### WORK ORDER
A precise copy of the data is required, with every picture left out.

Dataset rows for apps and sites:
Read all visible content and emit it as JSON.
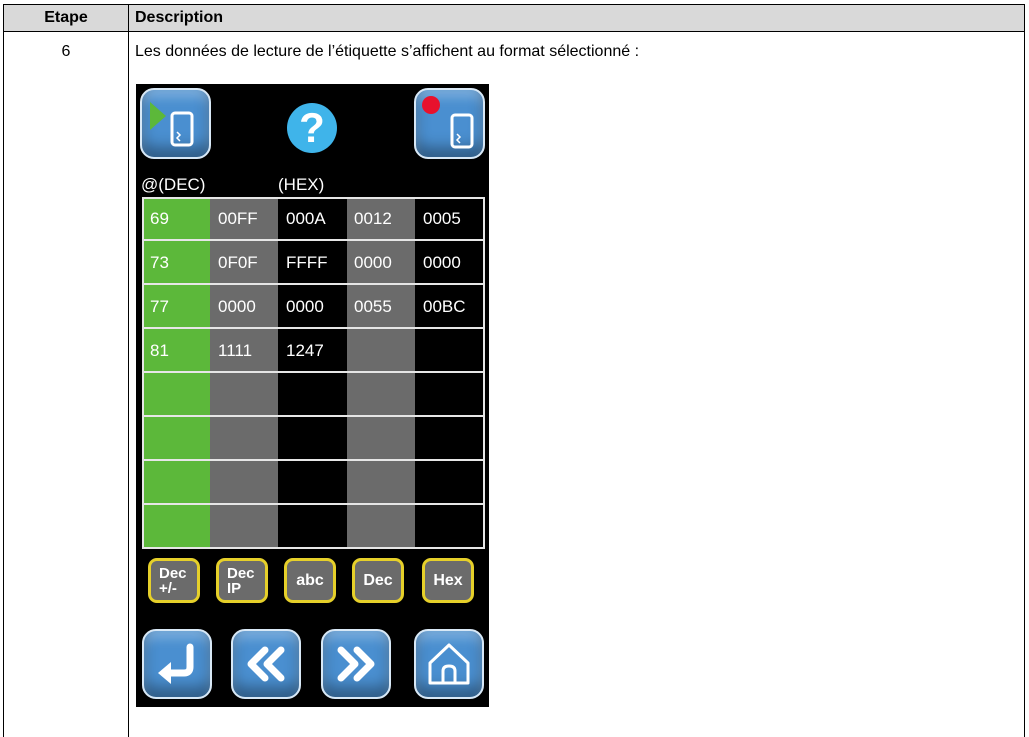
{
  "table": {
    "header_step": "Etape",
    "header_description": "Description",
    "step": "6",
    "description": "Les données de lecture de l’étiquette s’affichent au format sélectionné :"
  },
  "screen": {
    "top_buttons": {
      "start_read": "start-read-icon",
      "help": "?",
      "stop_read": "stop-read-icon"
    },
    "labels": {
      "address": "@(DEC)",
      "data_format": "(HEX)"
    },
    "rows": [
      [
        "69",
        "00FF",
        "000A",
        "0012",
        "0005"
      ],
      [
        "73",
        "0F0F",
        "FFFF",
        "0000",
        "0000"
      ],
      [
        "77",
        "0000",
        "0000",
        "0055",
        "00BC"
      ],
      [
        "81",
        "1111",
        "1247",
        "",
        ""
      ],
      [
        "",
        "",
        "",
        "",
        ""
      ],
      [
        "",
        "",
        "",
        "",
        ""
      ],
      [
        "",
        "",
        "",
        "",
        ""
      ],
      [
        "",
        "",
        "",
        "",
        ""
      ]
    ],
    "format_buttons": [
      {
        "line1": "Dec",
        "line2": "+/-"
      },
      {
        "line1": "Dec",
        "line2": "IP"
      },
      {
        "line1": "abc",
        "line2": ""
      },
      {
        "line1": "Dec",
        "line2": ""
      },
      {
        "line1": "Hex",
        "line2": ""
      }
    ],
    "nav_buttons": [
      "return-icon",
      "page-previous-icon",
      "page-next-icon",
      "home-icon"
    ],
    "colors": {
      "address_column": "#5cb83a",
      "gray_column": "#6b6b6b",
      "tile_blue": "#4a8fd0",
      "format_border": "#e6d02a",
      "help_blue": "#3fb4ea",
      "record_red": "#e8112d"
    }
  }
}
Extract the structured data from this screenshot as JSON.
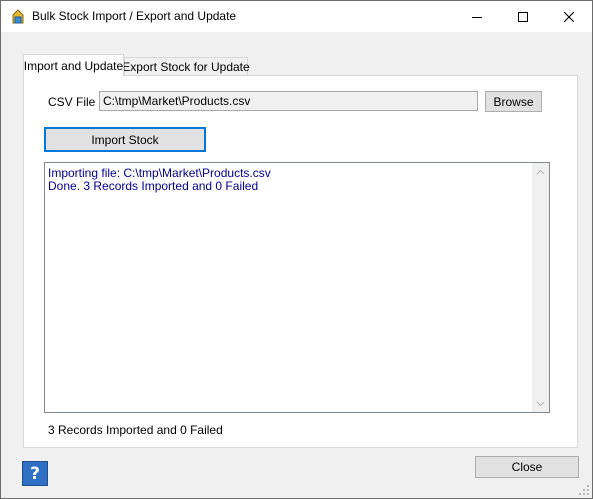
{
  "window": {
    "title": "Bulk Stock Import / Export and Update",
    "icon": "stock-app-icon",
    "controls": [
      "minimize-icon",
      "maximize-icon",
      "close-icon"
    ]
  },
  "tabs": [
    {
      "label": "Import and Update",
      "active": true
    },
    {
      "label": "Export Stock for Update",
      "active": false
    }
  ],
  "import_tab": {
    "csv_label": "CSV File",
    "csv_path": "C:\\tmp\\Market\\Products.csv",
    "browse_label": "Browse",
    "import_label": "Import Stock",
    "log_lines": [
      "Importing file: C:\\tmp\\Market\\Products.csv",
      "Done. 3 Records Imported and 0 Failed"
    ],
    "status": "3 Records Imported and 0 Failed"
  },
  "footer": {
    "help_label": "?",
    "close_label": "Close"
  },
  "colors": {
    "log_text": "#00008b",
    "focus_border": "#0078d7",
    "help_button": "#2f6fc4"
  }
}
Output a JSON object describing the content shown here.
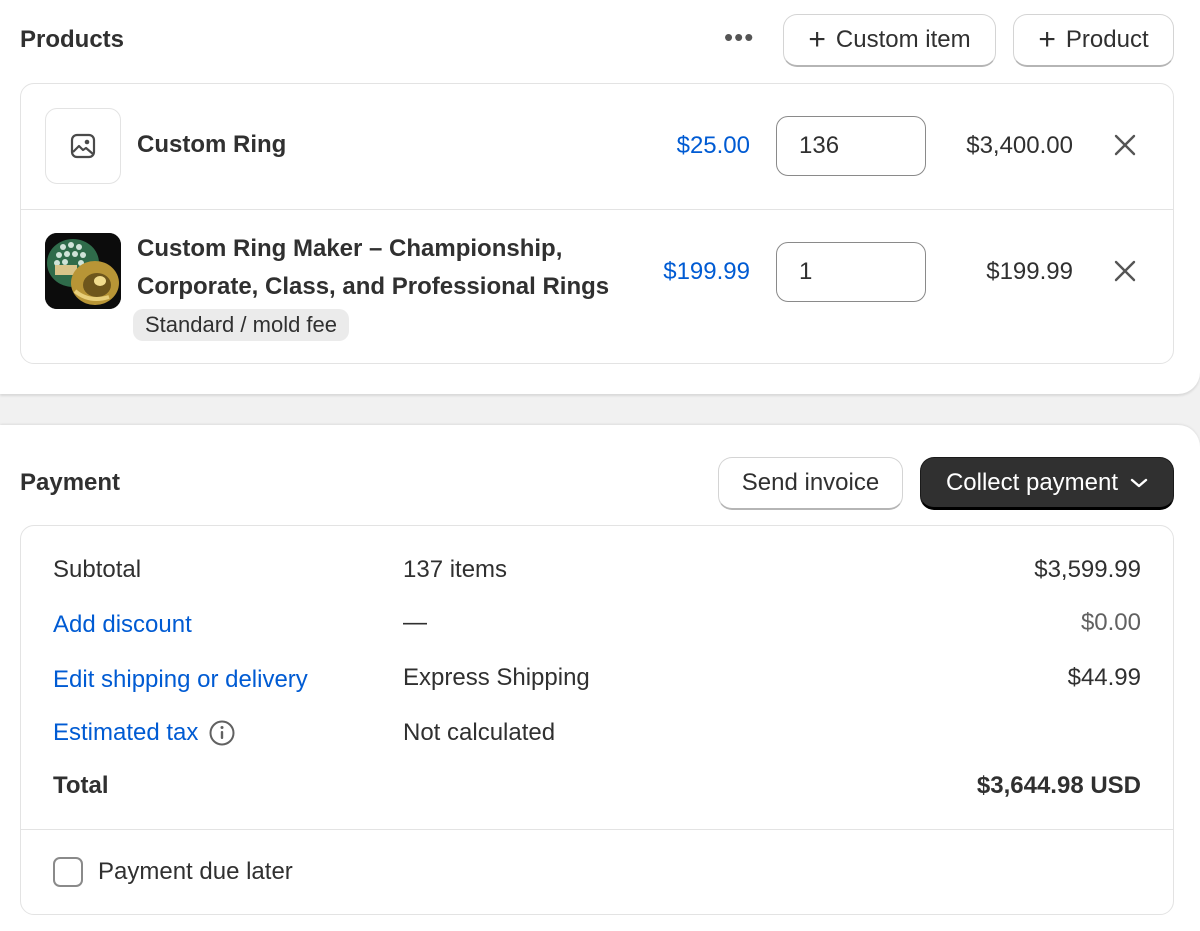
{
  "products": {
    "title": "Products",
    "more_icon": "more-horizontal-icon",
    "custom_item_label": "Custom item",
    "add_product_label": "Product",
    "items": [
      {
        "title": "Custom Ring",
        "price": "$25.00",
        "quantity": "136",
        "line_total": "$3,400.00",
        "image": "image-placeholder-icon"
      },
      {
        "title_line1": "Custom Ring Maker – Championship,",
        "title_line2": "Corporate, Class, and Professional Rings",
        "variant": "Standard / mold fee",
        "price": "$199.99",
        "quantity": "1",
        "line_total": "$199.99",
        "image": "championship-ring-thumbnail"
      }
    ]
  },
  "payment": {
    "title": "Payment",
    "send_invoice_label": "Send invoice",
    "collect_payment_label": "Collect payment",
    "rows": {
      "subtotal": {
        "label": "Subtotal",
        "detail": "137 items",
        "amount": "$3,599.99"
      },
      "discount": {
        "label": "Add discount",
        "detail": "—",
        "amount": "$0.00"
      },
      "shipping": {
        "label": "Edit shipping or delivery",
        "detail": "Express Shipping",
        "amount": "$44.99"
      },
      "tax": {
        "label": "Estimated tax",
        "detail": "Not calculated"
      },
      "total": {
        "label": "Total",
        "amount": "$3,644.98 USD"
      }
    },
    "payment_due_later_label": "Payment due later",
    "payment_due_later_checked": false
  },
  "colors": {
    "link": "#005bd3",
    "dark_button": "#303030",
    "text": "#303030",
    "border": "#e3e3e3",
    "page_background": "#f1f1f1"
  }
}
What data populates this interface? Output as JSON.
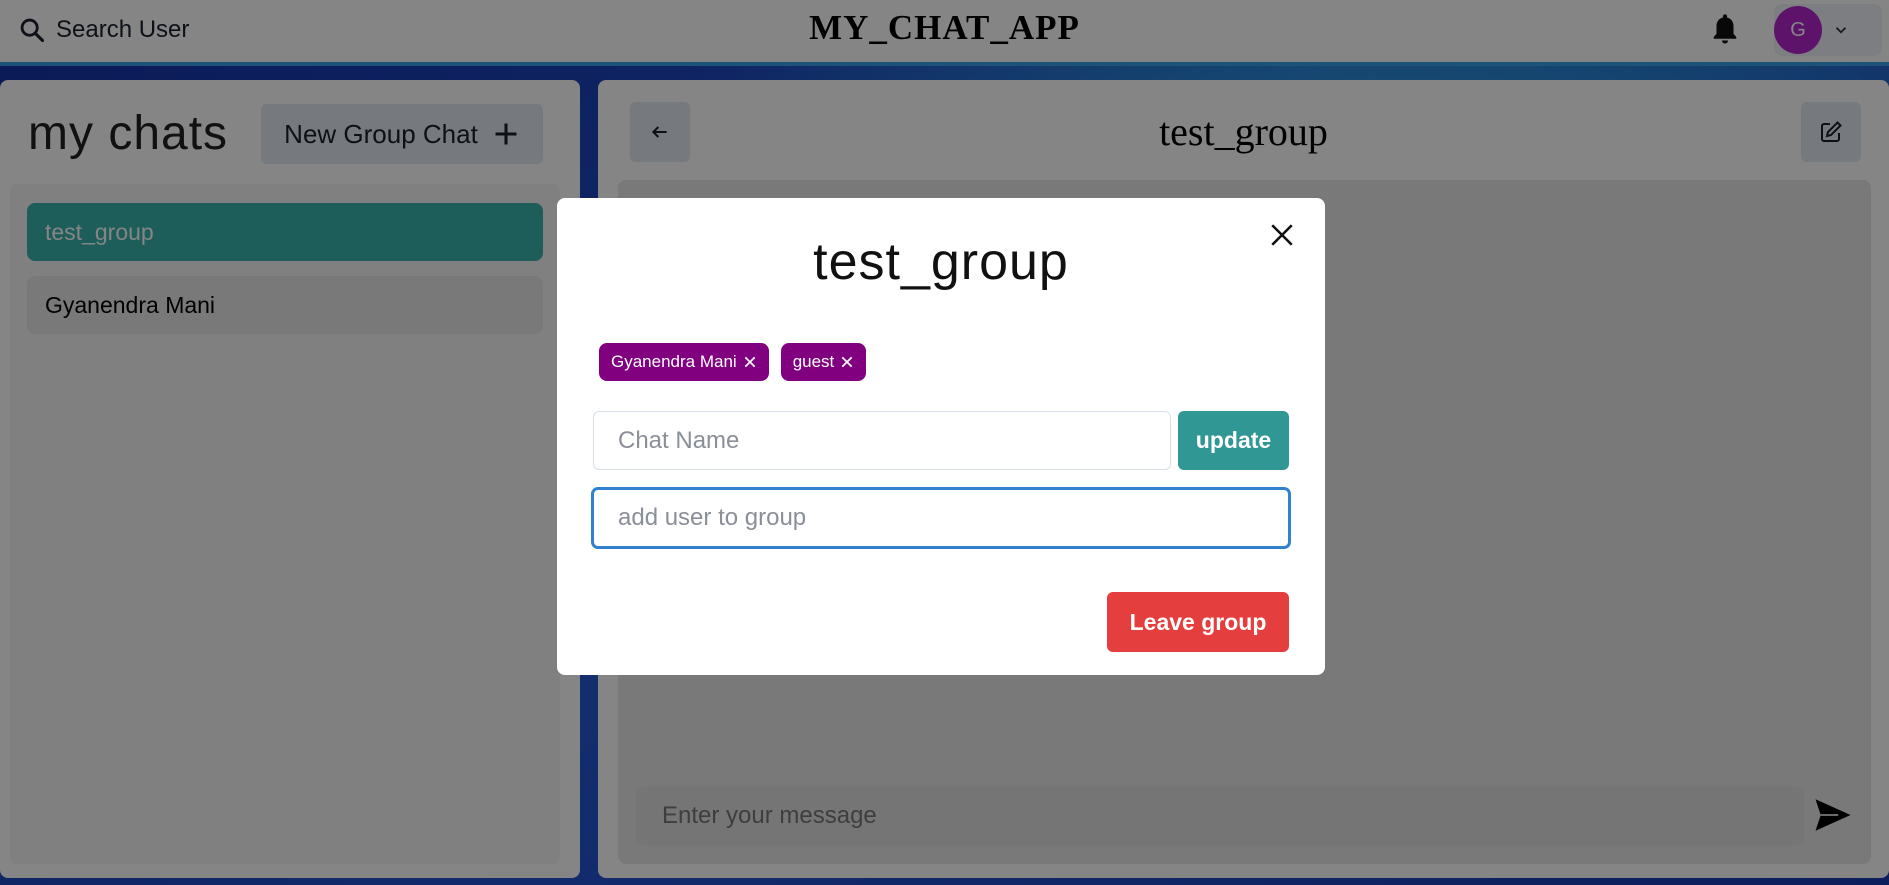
{
  "header": {
    "search_label": "Search User",
    "app_title": "MY_CHAT_APP",
    "avatar_initial": "G"
  },
  "sidebar": {
    "title": "my chats",
    "new_group_label": "New Group Chat",
    "chats": [
      {
        "name": "test_group",
        "active": true
      },
      {
        "name": "Gyanendra Mani",
        "active": false
      }
    ]
  },
  "chat": {
    "title": "test_group",
    "message_placeholder": "Enter your message"
  },
  "modal": {
    "title": "test_group",
    "members": [
      "Gyanendra Mani",
      "guest"
    ],
    "chat_name_placeholder": "Chat Name",
    "update_label": "update",
    "add_user_placeholder": "add user to group",
    "leave_label": "Leave group"
  },
  "colors": {
    "accent_teal": "#38b2ac",
    "member_badge": "#800080",
    "leave_red": "#e53e3e",
    "update_teal": "#319795",
    "avatar_bg": "#b026c9"
  },
  "icons": [
    "search-icon",
    "bell-icon",
    "chevron-down-icon",
    "plus-icon",
    "arrow-left-icon",
    "edit-icon",
    "send-icon",
    "close-icon"
  ]
}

### RESPONSE AREA
Read all visible content and emit it as JSON.
{
  "table": {
    "header_step": "Etape",
    "header_description": "Description",
    "step": "6",
    "description": "Les données de lecture de l’étiquette s’affichent au format sélectionné :"
  },
  "screen": {
    "top_buttons": {
      "start_read": "start-read-icon",
      "help": "?",
      "stop_read": "stop-read-icon"
    },
    "labels": {
      "address": "@(DEC)",
      "data_format": "(HEX)"
    },
    "rows": [
      [
        "69",
        "00FF",
        "000A",
        "0012",
        "0005"
      ],
      [
        "73",
        "0F0F",
        "FFFF",
        "0000",
        "0000"
      ],
      [
        "77",
        "0000",
        "0000",
        "0055",
        "00BC"
      ],
      [
        "81",
        "1111",
        "1247",
        "",
        ""
      ],
      [
        "",
        "",
        "",
        "",
        ""
      ],
      [
        "",
        "",
        "",
        "",
        ""
      ],
      [
        "",
        "",
        "",
        "",
        ""
      ],
      [
        "",
        "",
        "",
        "",
        ""
      ]
    ],
    "format_buttons": [
      {
        "line1": "Dec",
        "line2": "+/-"
      },
      {
        "line1": "Dec",
        "line2": "IP"
      },
      {
        "line1": "abc",
        "line2": ""
      },
      {
        "line1": "Dec",
        "line2": ""
      },
      {
        "line1": "Hex",
        "line2": ""
      }
    ],
    "nav_buttons": [
      "return-icon",
      "page-previous-icon",
      "page-next-icon",
      "home-icon"
    ],
    "colors": {
      "address_column": "#5cb83a",
      "gray_column": "#6b6b6b",
      "tile_blue": "#4a8fd0",
      "format_border": "#e6d02a",
      "help_blue": "#3fb4ea",
      "record_red": "#e8112d"
    }
  }
}
Extract the structured data from this screenshot as JSON.
{
  "window": {
    "title": "Bulk Stock Import / Export and Update",
    "icon": "stock-app-icon",
    "controls": [
      "minimize-icon",
      "maximize-icon",
      "close-icon"
    ]
  },
  "tabs": [
    {
      "label": "Import and Update",
      "active": true
    },
    {
      "label": "Export Stock for Update",
      "active": false
    }
  ],
  "import_tab": {
    "csv_label": "CSV File",
    "csv_path": "C:\\tmp\\Market\\Products.csv",
    "browse_label": "Browse",
    "import_label": "Import Stock",
    "log_lines": [
      "Importing file: C:\\tmp\\Market\\Products.csv",
      "Done. 3 Records Imported and 0 Failed"
    ],
    "status": "3 Records Imported and 0 Failed"
  },
  "footer": {
    "help_label": "?",
    "close_label": "Close"
  },
  "colors": {
    "log_text": "#00008b",
    "focus_border": "#0078d7",
    "help_button": "#2f6fc4"
  }
}
Output a JSON object describing the content shown here.
{
  "products": {
    "title": "Products",
    "more_icon": "more-horizontal-icon",
    "custom_item_label": "Custom item",
    "add_product_label": "Product",
    "items": [
      {
        "title": "Custom Ring",
        "price": "$25.00",
        "quantity": "136",
        "line_total": "$3,400.00",
        "image": "image-placeholder-icon"
      },
      {
        "title_line1": "Custom Ring Maker – Championship,",
        "title_line2": "Corporate, Class, and Professional Rings",
        "variant": "Standard / mold fee",
        "price": "$199.99",
        "quantity": "1",
        "line_total": "$199.99",
        "image": "championship-ring-thumbnail"
      }
    ]
  },
  "payment": {
    "title": "Payment",
    "send_invoice_label": "Send invoice",
    "collect_payment_label": "Collect payment",
    "rows": {
      "subtotal": {
        "label": "Subtotal",
        "detail": "137 items",
        "amount": "$3,599.99"
      },
      "discount": {
        "label": "Add discount",
        "detail": "—",
        "amount": "$0.00"
      },
      "shipping": {
        "label": "Edit shipping or delivery",
        "detail": "Express Shipping",
        "amount": "$44.99"
      },
      "tax": {
        "label": "Estimated tax",
        "detail": "Not calculated"
      },
      "total": {
        "label": "Total",
        "amount": "$3,644.98 USD"
      }
    },
    "payment_due_later_label": "Payment due later",
    "payment_due_later_checked": false
  },
  "colors": {
    "link": "#005bd3",
    "dark_button": "#303030",
    "text": "#303030",
    "border": "#e3e3e3",
    "page_background": "#f1f1f1"
  }
}
What data populates this interface? Output as JSON.
{
  "header": {
    "search_label": "Search User",
    "app_title": "MY_CHAT_APP",
    "avatar_initial": "G"
  },
  "sidebar": {
    "title": "my chats",
    "new_group_label": "New Group Chat",
    "chats": [
      {
        "name": "test_group",
        "active": true
      },
      {
        "name": "Gyanendra Mani",
        "active": false
      }
    ]
  },
  "chat": {
    "title": "test_group",
    "message_placeholder": "Enter your message"
  },
  "modal": {
    "title": "test_group",
    "members": [
      "Gyanendra Mani",
      "guest"
    ],
    "chat_name_placeholder": "Chat Name",
    "update_label": "update",
    "add_user_placeholder": "add user to group",
    "leave_label": "Leave group"
  },
  "colors": {
    "accent_teal": "#38b2ac",
    "member_badge": "#800080",
    "leave_red": "#e53e3e",
    "update_teal": "#319795",
    "avatar_bg": "#b026c9"
  },
  "icons": [
    "search-icon",
    "bell-icon",
    "chevron-down-icon",
    "plus-icon",
    "arrow-left-icon",
    "edit-icon",
    "send-icon",
    "close-icon"
  ]
}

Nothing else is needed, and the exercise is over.